Researchers at the Cockrell School of Engineering have created the first transistors out of silicene, the world’s thinnest silicon material. This new “wonder material” could make computers and other electronics more efficient.

Made of a one-atom-thick layer of silicon atoms, silicene is incredibly promising in the semiconductor industry, but it’s also difficult to work with and faces some challenges before it can be used in practical applications. Deji Akinwande, assistant professor in the school’s Department of Electrical and Computer Engineering, and his team solved one of these challenges in demonstrating that silicene can be made into transistors — a semiconductor device used to amplify and switch electronic signals and electrical power.

Akinwande and his team’s first-of-their-kind devices represent the thinnest of any semiconductor material, a long-standing dream of the chip industry, and could pave the way for future generations of faster computer chips. The work was published today in the journal Nature Nanotechnology.
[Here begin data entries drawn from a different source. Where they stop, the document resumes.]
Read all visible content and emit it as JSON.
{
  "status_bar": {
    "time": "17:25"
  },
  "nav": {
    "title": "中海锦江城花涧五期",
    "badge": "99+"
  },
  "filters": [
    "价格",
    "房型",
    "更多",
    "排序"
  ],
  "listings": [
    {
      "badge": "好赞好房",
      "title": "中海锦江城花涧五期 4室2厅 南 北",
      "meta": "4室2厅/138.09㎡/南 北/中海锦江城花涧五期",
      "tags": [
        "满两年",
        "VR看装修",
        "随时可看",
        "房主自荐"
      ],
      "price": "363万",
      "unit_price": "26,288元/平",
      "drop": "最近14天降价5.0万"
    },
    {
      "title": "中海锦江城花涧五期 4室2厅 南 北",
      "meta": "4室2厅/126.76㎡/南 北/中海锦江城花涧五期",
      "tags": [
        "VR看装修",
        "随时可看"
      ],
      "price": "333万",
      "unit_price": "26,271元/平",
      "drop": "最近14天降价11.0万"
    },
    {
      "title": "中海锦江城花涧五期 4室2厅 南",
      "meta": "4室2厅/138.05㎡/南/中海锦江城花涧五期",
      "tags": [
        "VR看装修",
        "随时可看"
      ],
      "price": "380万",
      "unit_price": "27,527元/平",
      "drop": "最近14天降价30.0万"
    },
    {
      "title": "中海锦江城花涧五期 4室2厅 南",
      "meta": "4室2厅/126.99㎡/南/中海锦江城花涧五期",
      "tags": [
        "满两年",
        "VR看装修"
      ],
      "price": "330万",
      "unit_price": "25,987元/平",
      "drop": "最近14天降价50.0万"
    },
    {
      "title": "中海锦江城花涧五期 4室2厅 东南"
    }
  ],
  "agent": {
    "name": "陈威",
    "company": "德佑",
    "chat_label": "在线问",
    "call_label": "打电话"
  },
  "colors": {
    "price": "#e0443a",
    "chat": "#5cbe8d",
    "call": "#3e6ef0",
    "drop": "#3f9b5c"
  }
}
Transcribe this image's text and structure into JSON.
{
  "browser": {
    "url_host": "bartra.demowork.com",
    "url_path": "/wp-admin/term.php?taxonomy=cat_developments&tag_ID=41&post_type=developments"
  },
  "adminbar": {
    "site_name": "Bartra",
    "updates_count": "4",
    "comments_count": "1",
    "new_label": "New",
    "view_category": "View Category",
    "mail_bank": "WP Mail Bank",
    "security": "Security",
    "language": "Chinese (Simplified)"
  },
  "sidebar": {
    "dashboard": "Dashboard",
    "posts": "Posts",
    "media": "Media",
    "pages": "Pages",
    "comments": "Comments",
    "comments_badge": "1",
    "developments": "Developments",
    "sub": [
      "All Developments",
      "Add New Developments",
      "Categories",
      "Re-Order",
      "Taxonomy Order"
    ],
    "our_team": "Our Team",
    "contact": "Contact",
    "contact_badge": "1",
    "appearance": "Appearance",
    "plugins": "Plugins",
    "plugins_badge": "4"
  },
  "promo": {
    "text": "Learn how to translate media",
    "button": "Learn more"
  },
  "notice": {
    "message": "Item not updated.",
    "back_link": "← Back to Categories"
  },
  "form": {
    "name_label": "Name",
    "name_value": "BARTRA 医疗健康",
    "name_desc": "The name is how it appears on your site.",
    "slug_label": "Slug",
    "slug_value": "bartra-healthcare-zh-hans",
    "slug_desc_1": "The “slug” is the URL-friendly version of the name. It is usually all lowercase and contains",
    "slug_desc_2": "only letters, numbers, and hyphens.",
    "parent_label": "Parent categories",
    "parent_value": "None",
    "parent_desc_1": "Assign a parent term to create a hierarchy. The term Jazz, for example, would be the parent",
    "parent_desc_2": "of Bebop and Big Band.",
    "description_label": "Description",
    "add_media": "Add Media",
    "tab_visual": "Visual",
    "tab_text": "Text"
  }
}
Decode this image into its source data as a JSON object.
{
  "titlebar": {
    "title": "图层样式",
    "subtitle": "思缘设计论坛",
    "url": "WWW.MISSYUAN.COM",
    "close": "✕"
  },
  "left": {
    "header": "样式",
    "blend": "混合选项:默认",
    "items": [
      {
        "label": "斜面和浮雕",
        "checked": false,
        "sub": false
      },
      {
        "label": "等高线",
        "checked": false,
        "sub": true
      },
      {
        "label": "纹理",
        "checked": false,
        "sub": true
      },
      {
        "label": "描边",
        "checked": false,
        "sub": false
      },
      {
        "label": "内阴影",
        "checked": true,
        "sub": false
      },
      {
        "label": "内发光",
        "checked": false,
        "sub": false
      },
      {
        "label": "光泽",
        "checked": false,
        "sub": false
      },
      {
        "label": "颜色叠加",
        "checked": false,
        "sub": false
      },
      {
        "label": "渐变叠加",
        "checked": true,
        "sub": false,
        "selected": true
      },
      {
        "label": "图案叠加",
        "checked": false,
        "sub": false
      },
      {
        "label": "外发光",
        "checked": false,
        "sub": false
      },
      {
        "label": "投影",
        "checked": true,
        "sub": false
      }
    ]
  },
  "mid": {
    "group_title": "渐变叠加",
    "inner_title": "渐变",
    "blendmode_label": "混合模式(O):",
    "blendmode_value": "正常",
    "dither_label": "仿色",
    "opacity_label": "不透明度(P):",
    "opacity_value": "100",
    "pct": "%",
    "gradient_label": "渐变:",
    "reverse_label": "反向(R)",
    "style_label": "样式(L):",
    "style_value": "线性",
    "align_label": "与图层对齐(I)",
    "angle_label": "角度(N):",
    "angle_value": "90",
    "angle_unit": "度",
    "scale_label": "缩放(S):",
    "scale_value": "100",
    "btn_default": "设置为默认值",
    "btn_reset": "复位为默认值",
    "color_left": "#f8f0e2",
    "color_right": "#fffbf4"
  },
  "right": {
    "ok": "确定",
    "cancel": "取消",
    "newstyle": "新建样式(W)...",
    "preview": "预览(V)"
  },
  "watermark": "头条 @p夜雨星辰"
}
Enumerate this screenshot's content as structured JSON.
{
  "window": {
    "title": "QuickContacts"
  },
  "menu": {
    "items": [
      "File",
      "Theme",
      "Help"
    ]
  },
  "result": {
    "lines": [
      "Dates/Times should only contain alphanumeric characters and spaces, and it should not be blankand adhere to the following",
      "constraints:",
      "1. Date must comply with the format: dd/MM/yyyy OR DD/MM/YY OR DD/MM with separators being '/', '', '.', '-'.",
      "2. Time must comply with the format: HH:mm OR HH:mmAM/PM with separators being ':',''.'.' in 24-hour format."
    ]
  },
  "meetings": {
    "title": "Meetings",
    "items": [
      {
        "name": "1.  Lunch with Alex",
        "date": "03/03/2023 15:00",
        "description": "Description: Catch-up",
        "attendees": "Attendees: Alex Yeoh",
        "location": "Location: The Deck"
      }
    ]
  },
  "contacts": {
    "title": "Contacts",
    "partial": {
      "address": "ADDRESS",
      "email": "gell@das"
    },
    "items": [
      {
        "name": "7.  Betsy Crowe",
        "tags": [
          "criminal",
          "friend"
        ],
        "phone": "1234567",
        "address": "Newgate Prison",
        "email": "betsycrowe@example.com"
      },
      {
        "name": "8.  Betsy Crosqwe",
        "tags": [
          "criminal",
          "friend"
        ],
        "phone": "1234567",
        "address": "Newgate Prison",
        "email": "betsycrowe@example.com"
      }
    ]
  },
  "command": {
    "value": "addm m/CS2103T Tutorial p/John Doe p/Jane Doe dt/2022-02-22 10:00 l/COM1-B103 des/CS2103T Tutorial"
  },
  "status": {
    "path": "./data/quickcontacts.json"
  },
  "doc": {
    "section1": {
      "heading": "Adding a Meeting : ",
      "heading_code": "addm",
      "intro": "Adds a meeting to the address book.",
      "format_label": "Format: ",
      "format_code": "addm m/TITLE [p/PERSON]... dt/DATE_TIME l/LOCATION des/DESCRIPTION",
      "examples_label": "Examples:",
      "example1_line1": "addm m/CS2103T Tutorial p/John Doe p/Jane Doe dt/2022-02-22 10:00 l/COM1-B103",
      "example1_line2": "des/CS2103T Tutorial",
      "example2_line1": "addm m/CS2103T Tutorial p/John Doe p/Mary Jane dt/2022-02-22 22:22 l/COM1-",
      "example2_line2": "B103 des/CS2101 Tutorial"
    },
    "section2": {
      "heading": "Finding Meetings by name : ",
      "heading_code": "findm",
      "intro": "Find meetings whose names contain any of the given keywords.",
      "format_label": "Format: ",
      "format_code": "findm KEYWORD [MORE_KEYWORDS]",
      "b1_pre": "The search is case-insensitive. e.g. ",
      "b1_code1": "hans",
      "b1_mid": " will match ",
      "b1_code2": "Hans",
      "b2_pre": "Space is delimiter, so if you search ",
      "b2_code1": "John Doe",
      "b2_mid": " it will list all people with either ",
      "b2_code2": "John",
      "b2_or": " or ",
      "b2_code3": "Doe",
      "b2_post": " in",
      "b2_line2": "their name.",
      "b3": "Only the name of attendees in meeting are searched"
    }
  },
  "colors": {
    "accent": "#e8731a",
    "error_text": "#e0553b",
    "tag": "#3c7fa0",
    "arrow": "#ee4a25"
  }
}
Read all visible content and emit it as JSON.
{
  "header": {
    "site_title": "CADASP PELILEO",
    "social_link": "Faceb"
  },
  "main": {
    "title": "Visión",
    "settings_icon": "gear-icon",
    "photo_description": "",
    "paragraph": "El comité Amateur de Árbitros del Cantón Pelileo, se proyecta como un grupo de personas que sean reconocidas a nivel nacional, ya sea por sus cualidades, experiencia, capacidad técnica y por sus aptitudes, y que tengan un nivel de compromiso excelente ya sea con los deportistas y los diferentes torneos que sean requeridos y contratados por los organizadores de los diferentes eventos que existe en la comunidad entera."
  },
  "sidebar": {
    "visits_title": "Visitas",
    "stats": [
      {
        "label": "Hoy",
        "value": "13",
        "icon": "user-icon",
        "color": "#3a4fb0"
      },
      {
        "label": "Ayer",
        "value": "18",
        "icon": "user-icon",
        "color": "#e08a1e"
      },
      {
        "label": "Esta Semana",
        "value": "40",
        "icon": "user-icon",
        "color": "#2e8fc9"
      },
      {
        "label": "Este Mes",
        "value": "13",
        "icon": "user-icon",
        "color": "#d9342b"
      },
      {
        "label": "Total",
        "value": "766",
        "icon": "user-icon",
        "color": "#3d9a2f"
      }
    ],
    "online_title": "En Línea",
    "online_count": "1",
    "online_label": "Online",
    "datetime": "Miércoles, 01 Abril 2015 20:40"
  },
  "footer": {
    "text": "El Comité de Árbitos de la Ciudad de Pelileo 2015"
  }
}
Learn more about Akinwande's breakthrough:
Atom-Thick Silicon Makes Crazy-Fast Transistors, MIT Tech Review
Graphene’s cousin silicene makes transistor debut, Nature

Akinwande is the Jack Kilby/Texas Instruments Faculty Fellow in Computer Engineering and is a member of UT Austin's Nanomanufacturing Systems for Mobile Computing and Mobile Energy Technologies (NASCENT) Center.